● Work instructions
Show every line of the data that contains the string "Watercolor".

Entries from a dataset of interfaces:
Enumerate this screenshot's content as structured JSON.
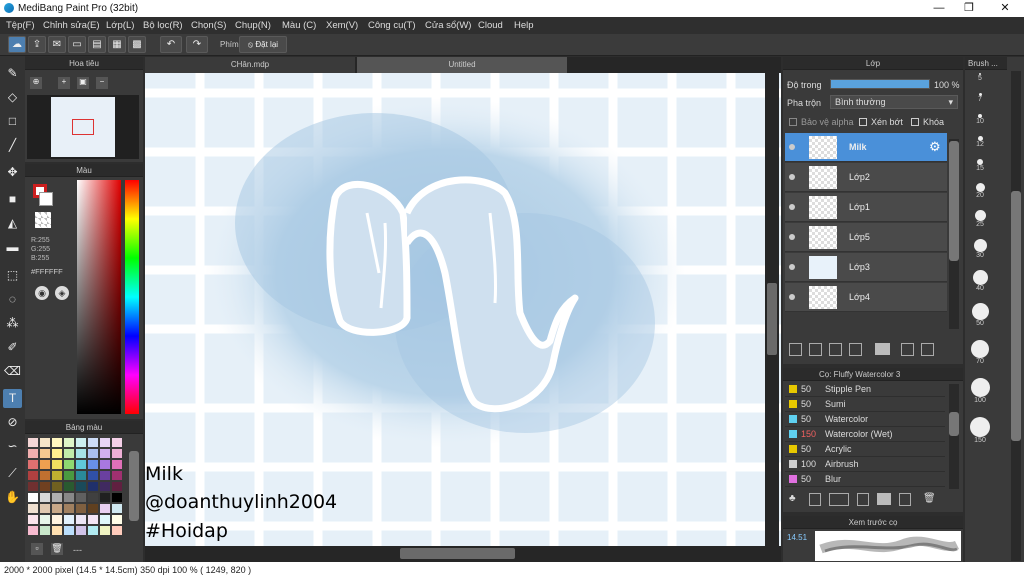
{
  "window": {
    "title": "MediBang Paint Pro (32bit)",
    "minimize": "—",
    "restore": "❐",
    "close": "✕"
  },
  "menu": [
    "Tệp(F)",
    "Chỉnh sửa(E)",
    "Lớp(L)",
    "Bộ lọc(R)",
    "Chọn(S)",
    "Chụp(N)",
    "Màu (C)",
    "Xem(V)",
    "Công cụ(T)",
    "Cửa sổ(W)",
    "Cloud",
    "Help"
  ],
  "toolbar": {
    "key_label": "Phím",
    "reset_label": "Đặt lại"
  },
  "tabs": {
    "left": "CHân.mdp",
    "right": "Untitled"
  },
  "navigator": {
    "title": "Hoa tiêu"
  },
  "color_panel": {
    "title": "Màu",
    "r": "R:255",
    "g": "G:255",
    "b": "B:255",
    "hex": "#FFFFFF",
    "primary": "#cc1f1f",
    "secondary": "#ffffff"
  },
  "palette": {
    "title": "Bảng màu",
    "footer": "---"
  },
  "layers": {
    "title": "Lớp",
    "opacity_label": "Độ trong",
    "opacity_value": "100 %",
    "opacity": 1.0,
    "blend_label": "Pha trộn",
    "blend_value": "Bình thường",
    "protect_alpha": "Bảo vệ alpha",
    "clip": "Xén bớt",
    "lock": "Khóa",
    "items": [
      "Milk",
      "Lớp2",
      "Lớp1",
      "Lớp5",
      "Lớp3",
      "Lớp4"
    ],
    "selected": "Milk"
  },
  "brush_panel": {
    "title": "Cọ: Fluffy Watercolor 3",
    "items": [
      {
        "size": "50",
        "name": "Stipple Pen",
        "color": "#e7c800"
      },
      {
        "size": "50",
        "name": "Sumi",
        "color": "#e7c800"
      },
      {
        "size": "50",
        "name": "Watercolor",
        "color": "#5fd0f0"
      },
      {
        "size": "150",
        "name": "Watercolor (Wet)",
        "color": "#5fd0f0",
        "size_color": "#f06060"
      },
      {
        "size": "50",
        "name": "Acrylic",
        "color": "#e7c800"
      },
      {
        "size": "100",
        "name": "Airbrush",
        "color": "#cfcfcf"
      },
      {
        "size": "50",
        "name": "Blur",
        "color": "#e070e0"
      }
    ]
  },
  "brush_preview": {
    "title": "Xem trước cọ",
    "value": "14.51"
  },
  "brush_sizes": {
    "title": "Brush ...",
    "sizes": [
      "5",
      "7",
      "10",
      "12",
      "15",
      "20",
      "25",
      "30",
      "40",
      "50",
      "70",
      "100",
      "150"
    ]
  },
  "overlay": {
    "line1": "Milk",
    "line2": "@doanthuylinh2004",
    "line3": "#Hoidap"
  },
  "status": "2000 * 2000 pixel   (14.5 * 14.5cm)   350 dpi   100 %   ( 1249, 820 )"
}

● Answer to this task
    "title": "Cọ: Fluffy Watercolor 3",
        "name": "Watercolor",
        "name": "Watercolor (Wet)",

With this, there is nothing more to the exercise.